Find the string "view" in the data, and copy out each line that has it.

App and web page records

☆ ☆ ☆ ☆

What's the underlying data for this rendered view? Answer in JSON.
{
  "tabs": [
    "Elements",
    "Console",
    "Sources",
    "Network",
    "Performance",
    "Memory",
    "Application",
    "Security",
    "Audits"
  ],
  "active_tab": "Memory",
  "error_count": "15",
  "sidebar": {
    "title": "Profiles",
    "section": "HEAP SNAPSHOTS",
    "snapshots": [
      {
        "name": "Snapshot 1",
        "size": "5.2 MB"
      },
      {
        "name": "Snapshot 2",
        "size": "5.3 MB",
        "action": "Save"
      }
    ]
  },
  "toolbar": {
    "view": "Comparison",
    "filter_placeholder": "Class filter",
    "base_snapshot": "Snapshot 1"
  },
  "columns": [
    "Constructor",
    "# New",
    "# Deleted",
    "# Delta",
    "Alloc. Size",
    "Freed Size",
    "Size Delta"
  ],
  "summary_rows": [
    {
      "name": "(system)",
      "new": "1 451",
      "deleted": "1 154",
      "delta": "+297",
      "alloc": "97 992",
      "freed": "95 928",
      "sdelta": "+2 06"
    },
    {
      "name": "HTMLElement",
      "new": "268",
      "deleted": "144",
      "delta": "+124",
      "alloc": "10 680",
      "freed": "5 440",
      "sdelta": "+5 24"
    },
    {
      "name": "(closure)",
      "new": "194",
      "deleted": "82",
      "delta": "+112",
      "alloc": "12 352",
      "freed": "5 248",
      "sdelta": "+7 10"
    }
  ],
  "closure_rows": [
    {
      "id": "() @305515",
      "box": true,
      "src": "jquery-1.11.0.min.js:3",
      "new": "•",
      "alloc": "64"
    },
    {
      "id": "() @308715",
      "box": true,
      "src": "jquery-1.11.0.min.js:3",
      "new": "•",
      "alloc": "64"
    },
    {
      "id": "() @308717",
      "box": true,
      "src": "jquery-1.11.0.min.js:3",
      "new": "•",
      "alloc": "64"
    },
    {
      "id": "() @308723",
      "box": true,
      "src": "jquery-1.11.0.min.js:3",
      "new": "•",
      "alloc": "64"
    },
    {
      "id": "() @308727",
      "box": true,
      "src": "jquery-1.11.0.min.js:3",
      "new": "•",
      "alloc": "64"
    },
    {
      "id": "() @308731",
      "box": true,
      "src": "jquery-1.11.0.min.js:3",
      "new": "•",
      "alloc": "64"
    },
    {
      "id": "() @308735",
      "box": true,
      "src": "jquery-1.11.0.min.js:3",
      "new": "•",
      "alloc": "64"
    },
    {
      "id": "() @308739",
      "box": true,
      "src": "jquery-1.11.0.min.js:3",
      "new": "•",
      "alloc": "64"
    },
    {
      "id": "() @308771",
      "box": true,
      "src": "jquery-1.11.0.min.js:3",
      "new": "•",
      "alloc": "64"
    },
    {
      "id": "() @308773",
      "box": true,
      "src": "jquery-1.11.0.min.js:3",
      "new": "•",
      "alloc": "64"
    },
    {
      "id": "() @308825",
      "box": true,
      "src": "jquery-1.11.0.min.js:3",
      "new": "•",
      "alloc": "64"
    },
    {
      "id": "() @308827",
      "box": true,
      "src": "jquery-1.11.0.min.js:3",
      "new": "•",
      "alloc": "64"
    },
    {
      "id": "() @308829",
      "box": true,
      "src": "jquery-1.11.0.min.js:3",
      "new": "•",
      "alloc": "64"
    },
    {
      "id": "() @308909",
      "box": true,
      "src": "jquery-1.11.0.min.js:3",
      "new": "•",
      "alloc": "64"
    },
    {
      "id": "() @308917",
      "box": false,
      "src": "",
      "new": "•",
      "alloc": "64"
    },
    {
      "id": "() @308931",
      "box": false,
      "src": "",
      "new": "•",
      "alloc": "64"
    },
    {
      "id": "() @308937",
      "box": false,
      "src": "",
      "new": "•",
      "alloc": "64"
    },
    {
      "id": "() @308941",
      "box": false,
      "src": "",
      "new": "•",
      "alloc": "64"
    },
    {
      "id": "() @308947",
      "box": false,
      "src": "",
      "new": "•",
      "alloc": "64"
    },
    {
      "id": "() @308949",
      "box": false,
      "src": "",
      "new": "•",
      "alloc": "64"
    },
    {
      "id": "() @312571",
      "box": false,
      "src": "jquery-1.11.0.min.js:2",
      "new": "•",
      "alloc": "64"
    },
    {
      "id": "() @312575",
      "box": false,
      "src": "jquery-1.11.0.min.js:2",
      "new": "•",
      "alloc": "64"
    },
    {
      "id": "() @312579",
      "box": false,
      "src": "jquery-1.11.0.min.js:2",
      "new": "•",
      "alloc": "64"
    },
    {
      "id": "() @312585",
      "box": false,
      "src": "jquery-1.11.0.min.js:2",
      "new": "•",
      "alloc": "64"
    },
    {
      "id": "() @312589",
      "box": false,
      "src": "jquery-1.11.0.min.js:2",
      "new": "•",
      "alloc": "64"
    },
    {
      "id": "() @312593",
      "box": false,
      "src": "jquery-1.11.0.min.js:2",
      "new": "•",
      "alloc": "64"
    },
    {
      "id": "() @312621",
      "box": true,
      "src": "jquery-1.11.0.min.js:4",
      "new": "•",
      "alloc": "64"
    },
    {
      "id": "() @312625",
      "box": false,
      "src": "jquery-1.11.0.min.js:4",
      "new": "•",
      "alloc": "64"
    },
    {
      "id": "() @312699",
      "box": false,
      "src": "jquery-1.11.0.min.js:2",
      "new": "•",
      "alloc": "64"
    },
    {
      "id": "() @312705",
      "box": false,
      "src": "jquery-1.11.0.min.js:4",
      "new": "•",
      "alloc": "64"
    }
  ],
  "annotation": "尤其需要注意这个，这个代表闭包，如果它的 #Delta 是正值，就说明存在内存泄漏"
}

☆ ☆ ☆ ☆

▶ RESPONSE AREA:
What's the underlying data for this rendered view? Answer in JSON.
    "view": "Comparison",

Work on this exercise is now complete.